The jury duty scam is predominantly an identity theft, although can also be an opportunity to steal money as well.
The scammers use the phone to ring people to try and get them to reveal their birth date, Social Security number, and credit card numbers - as well as possibly other personal information.
The jury duty scam has been very successful because it uses fear by stating that you have failed to report for jury duty and there is a warrant for your arrest.
Most people are shocked when they hear this. They don't consider themselves a criminal and want it sorted out quickly.
Facing the unexpected threat of arrest catches most people off guard.
The scammer, of course, can sort it out once you verify who you are and possibly pay a fine to make the matter go away.
Your phone rings and when you answer it, the person on the other end says they are an officer of the court.
They say that you have failed to report for jury duty and a warrant is out for your arrest.
Despite you telling them you never received a notice, they advise that one was sent and reiterate the seriousness of the matter.
To try and clear it up, the caller will ask for some information for verification purposes that will include your full name, date of birth and Social Security number.
They now have all the information they need for identity theft.
The caller may then state that you can avoid being arrested if you pay an instant fine. To do that you will need to provide them with your credit card details.

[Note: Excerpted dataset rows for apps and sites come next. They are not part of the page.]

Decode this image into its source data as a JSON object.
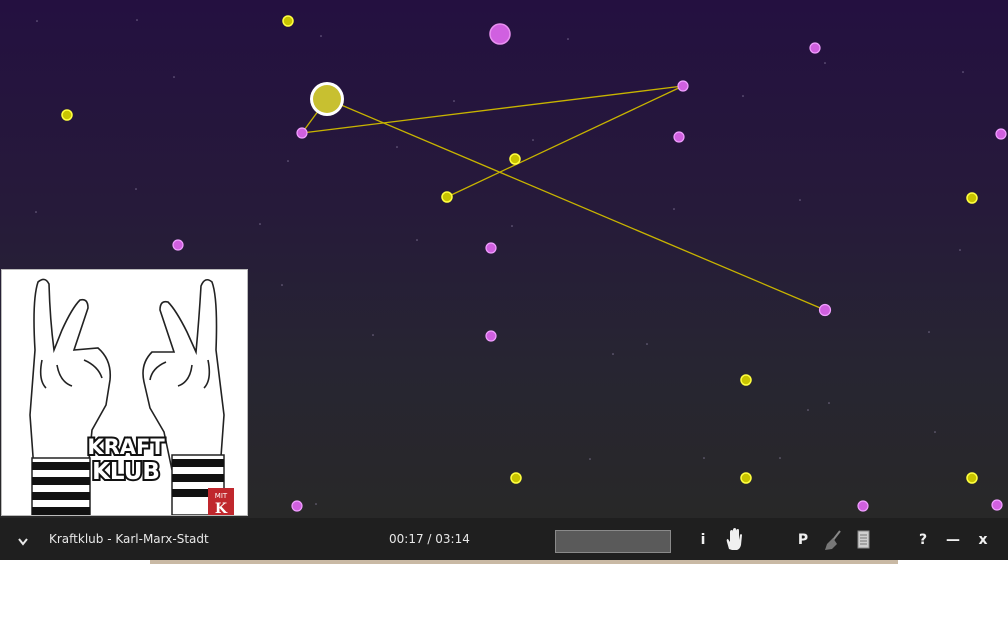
{
  "player": {
    "track_title": "Kraftklub - Karl-Marx-Stadt",
    "time": "00:17 / 03:14",
    "info_label": "i",
    "playlist_label": "P",
    "help_label": "?",
    "minimize_label": "—",
    "close_label": "x",
    "collapse_icon": "chevron-down-icon"
  },
  "album": {
    "artist_text": "KRAFT KLUB",
    "badge_text": "MIT K"
  },
  "colors": {
    "bg_top": "#241040",
    "bg_bottom": "#282828",
    "yellow_node": "#e4e000",
    "pink_node": "#d060e0",
    "line": "#c8b400",
    "bar": "#1f1f1f"
  }
}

This provides them another opportunity to use your personal information for fraudulent purposes.
The jury duty scam is a simple one - scare you first, then the scammer provides a solution in the form of identity verification and a fine.
Remember that court officers never ask for personal or confidential information over the phone. Courts normally follow up with potential jurors and no-show jurors by mail.
Warnings about the jury duty scam scam have been posted on the FBI website and the U.S. Courts Websites posted the message below:
parts of the United States, citizens are being targeted by phone calls and
threatened with prosecution for failing to comply with jury service in
federal or state courts.
In the calls, the threat of a fine for shirking jury service is used to coerce those called into providing confidential data, potentially leading to identity theft and fraud. These calls are not from real court officials.
Federal courts do not require anyone to provide any sensitive information in a telephone call. Most contact between a federal court and a prospective juror will be through the U.S. Mail, and any phone contact by real court officials will not include requests for social security numbers, credit card numbers, or any other sensitive information.
If you are unsure about a telephone call: